“APEC economies are collectively responsible for the majority of the world’s COVID-19 vaccine production,” explains Carlos Kuriyama, Senior Analyst of the APEC Policy Support Unit and the author of the policy brief.

“But since vaccine production relies on a specialized network with multiple inputs originating from across the APEC region and the rest of the world, this further underscores the importance of ensuring that global supply chains are functional and resilient,” Kuriyama adds.

The report shows that since the emergence of the pandemic, several APEC economies have implemented measures to facilitate trade of medical products, including reducing or eliminating import tariffs on a temporary basis as well as exempting those imported products from value-added taxes and income taxes.
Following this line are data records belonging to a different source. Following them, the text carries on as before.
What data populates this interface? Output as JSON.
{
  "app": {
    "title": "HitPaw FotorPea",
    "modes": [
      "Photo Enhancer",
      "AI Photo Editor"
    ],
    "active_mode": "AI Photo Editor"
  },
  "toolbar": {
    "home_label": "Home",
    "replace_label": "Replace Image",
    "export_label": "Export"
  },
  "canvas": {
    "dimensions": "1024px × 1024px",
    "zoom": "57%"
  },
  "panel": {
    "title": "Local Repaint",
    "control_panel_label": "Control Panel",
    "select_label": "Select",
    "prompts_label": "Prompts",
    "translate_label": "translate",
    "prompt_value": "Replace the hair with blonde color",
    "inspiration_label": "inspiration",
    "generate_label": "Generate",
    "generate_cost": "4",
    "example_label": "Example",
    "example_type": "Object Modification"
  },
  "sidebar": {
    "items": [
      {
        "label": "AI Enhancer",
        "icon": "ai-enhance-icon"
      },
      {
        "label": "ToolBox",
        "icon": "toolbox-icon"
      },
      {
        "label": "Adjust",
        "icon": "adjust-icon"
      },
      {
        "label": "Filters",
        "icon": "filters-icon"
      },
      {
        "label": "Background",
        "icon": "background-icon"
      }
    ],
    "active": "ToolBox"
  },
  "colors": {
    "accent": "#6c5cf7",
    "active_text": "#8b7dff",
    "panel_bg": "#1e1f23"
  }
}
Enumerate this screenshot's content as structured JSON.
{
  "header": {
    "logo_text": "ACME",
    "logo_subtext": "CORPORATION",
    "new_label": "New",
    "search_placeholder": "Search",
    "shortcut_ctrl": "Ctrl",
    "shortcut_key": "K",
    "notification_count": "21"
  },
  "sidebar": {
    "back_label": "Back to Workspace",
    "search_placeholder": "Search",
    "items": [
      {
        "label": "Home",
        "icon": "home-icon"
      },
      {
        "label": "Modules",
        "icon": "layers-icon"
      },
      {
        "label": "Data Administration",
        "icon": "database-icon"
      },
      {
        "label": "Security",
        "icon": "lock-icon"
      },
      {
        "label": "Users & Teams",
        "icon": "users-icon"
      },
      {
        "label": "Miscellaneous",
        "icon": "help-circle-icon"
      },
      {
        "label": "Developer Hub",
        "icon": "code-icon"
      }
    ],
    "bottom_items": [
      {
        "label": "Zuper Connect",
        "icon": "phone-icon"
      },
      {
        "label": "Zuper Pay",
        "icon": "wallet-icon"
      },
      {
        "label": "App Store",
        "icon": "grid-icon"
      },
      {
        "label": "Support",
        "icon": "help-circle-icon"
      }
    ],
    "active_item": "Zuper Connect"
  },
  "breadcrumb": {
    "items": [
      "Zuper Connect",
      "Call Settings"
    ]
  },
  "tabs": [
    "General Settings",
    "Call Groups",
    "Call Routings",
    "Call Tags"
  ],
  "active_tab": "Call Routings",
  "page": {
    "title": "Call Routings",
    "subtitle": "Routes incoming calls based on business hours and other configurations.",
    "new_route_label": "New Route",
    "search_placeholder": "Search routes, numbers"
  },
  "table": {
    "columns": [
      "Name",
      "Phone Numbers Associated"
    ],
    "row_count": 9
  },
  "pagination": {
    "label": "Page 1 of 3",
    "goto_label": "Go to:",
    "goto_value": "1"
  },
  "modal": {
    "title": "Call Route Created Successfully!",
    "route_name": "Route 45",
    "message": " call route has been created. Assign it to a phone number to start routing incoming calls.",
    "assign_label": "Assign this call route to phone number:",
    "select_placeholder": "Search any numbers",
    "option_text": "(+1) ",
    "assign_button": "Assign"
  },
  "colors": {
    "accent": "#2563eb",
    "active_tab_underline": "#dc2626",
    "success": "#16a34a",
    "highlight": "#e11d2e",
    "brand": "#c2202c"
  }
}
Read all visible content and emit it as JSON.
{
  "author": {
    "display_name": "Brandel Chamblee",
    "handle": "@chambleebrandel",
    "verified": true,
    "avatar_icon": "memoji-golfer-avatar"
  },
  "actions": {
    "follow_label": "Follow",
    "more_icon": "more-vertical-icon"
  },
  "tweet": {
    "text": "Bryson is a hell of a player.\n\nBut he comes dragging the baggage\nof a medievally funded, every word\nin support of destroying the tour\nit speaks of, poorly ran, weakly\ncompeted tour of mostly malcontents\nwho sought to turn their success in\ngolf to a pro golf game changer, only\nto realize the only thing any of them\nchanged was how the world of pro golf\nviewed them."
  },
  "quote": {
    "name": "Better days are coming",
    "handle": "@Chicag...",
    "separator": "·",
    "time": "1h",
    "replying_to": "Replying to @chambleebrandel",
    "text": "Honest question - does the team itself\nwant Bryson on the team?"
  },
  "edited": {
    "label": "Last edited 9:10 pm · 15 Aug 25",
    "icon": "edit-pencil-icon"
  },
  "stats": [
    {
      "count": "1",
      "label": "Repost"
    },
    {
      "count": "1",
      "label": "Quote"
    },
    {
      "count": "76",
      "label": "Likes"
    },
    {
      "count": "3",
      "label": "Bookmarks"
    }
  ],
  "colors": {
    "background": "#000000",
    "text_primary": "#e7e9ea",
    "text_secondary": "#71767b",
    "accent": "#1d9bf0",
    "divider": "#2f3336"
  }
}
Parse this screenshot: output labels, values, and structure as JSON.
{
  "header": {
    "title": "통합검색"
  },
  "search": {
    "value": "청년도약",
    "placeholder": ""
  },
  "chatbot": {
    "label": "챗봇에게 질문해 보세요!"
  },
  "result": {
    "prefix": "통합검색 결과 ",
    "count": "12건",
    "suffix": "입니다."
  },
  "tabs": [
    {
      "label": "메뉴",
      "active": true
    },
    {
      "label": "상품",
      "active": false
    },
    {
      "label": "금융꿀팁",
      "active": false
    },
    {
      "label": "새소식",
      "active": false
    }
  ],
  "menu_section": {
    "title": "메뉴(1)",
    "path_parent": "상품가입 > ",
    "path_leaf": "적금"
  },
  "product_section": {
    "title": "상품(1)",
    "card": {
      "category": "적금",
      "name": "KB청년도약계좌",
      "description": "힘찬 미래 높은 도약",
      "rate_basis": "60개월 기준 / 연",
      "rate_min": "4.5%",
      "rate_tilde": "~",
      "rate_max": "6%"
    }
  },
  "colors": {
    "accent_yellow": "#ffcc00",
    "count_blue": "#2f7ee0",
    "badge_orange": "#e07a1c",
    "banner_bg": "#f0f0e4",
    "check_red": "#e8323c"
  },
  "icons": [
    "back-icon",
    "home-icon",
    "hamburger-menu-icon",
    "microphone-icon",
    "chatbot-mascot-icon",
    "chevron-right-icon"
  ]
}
While those measures could help facilitate access to vaccines on a temporary basis, the policy brief proposes a better outcome could be obtained by making those measures long-lasting.

In parallel, the policy brief recommends strengthening cooperation at all levels, for example, through the implementation of policies concerning intellectual property to promote technology transfer and facilitate vaccine production, as well as measures to mutually recognize good manufacturing practices, to ensure that the quality assurance for vaccines produced in one economy is valid for other economies as well.

“APEC economies need to take not just individual, but also collective actions during this emergency to fight this pandemic,” says Dr Rebecca Sta Maria, Executive Director of the APEC Secretariat. “The current situation is unprecedented and there is a sense of urgency to look beyond business-as-usual considerations to propose effective measures to stop this pandemic.”

APEC Trade Ministers will convene virtually in early June under New Zealand’s leadership to set the region’s response to COVID-19, including policies and measures regarding vaccine supply chains.

“Free and open trade will help quickly ramp up COVID-19 vaccine production and at the same time tackle supply chain challenges,” says Kuriyama. “If vaccines or important related goods are unaffordable or unavailable due to tariffs, export restrictions or delays in transit, additional vaccine production may be for naught.”

“The urgency of the pandemic requires bold and concerted action across the vaccine supply chain to facilitate vaccinations, and the end to the pandemic,” he continued. 

To read the full policy brief, Promoting Trade in Vaccines and Related Supplies and Equipment, from the APEC Policy Support Unit, visit this link.

For further details, please contact:

Masyitha Baziad +65 9751 2146 at mb@apec.org
Michael Chapnick +65 9647 4847 at mc@apec.org

- APEC Secretariat